**What this task involves**
The answer must consist of each line below that contains the string "heading".

(Saved entries)

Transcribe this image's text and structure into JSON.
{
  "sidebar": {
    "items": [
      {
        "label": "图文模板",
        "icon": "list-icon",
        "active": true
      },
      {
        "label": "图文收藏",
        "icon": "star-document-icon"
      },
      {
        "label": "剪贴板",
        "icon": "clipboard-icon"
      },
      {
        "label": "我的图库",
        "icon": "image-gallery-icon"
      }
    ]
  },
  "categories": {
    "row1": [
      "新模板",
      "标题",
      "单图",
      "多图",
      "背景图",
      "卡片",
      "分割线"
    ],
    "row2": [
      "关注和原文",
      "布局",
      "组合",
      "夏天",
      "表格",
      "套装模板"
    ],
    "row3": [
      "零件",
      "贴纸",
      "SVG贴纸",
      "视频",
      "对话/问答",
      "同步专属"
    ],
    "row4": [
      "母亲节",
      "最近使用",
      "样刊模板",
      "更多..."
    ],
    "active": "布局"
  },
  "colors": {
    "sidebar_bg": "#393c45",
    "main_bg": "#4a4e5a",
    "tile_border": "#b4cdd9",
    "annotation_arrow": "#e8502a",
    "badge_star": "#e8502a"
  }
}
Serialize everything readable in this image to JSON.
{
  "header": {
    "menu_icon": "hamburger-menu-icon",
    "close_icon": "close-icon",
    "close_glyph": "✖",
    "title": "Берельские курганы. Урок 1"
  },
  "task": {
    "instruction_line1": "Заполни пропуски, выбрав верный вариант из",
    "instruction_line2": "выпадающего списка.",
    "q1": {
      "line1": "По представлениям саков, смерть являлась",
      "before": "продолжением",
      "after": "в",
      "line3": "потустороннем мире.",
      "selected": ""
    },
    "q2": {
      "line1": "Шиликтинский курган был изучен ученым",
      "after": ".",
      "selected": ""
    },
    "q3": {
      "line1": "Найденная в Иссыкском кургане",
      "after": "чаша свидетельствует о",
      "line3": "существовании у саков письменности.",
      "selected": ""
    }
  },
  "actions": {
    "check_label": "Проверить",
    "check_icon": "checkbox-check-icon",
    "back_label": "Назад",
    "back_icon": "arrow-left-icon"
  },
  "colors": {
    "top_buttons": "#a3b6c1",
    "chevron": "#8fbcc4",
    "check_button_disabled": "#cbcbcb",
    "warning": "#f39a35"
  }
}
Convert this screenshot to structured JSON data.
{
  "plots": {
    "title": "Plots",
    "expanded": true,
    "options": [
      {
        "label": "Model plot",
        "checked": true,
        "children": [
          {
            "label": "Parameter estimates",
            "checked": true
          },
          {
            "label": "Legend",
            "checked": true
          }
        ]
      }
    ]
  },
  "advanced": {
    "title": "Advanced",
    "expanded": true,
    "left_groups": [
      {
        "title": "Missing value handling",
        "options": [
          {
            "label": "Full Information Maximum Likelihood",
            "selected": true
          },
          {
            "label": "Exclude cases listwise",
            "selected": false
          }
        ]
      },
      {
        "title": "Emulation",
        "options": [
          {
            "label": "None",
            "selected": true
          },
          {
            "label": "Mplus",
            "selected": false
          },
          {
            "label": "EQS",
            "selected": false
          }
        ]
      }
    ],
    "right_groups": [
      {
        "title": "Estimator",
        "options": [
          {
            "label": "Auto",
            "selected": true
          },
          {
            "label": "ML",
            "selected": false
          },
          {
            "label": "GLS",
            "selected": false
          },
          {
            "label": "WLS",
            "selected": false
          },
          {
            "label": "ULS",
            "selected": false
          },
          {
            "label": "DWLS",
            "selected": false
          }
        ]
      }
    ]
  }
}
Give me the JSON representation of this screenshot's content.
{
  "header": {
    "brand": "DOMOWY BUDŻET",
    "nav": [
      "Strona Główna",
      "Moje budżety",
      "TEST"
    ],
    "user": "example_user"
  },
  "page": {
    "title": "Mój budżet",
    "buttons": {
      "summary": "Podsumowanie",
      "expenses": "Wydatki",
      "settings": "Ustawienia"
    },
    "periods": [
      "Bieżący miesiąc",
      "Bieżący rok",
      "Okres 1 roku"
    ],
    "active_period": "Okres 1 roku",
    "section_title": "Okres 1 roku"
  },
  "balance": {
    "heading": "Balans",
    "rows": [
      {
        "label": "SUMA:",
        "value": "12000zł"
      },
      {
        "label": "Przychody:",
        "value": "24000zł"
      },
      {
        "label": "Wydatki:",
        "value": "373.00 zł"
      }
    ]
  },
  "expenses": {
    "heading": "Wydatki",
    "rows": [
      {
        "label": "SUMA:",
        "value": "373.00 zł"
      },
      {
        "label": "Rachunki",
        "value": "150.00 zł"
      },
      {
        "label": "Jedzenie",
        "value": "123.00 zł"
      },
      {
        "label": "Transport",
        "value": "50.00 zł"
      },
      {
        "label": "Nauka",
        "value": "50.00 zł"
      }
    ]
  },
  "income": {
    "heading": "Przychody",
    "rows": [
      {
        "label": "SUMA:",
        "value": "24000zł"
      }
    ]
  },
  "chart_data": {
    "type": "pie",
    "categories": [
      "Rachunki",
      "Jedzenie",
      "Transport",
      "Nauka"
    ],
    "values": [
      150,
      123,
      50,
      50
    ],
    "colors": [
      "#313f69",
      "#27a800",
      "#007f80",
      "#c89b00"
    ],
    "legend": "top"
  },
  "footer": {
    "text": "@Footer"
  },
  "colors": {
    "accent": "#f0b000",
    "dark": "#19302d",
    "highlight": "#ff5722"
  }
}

**Result**
    "heading": "Balans",
    "heading": "Wydatki",
    "heading": "Przychody",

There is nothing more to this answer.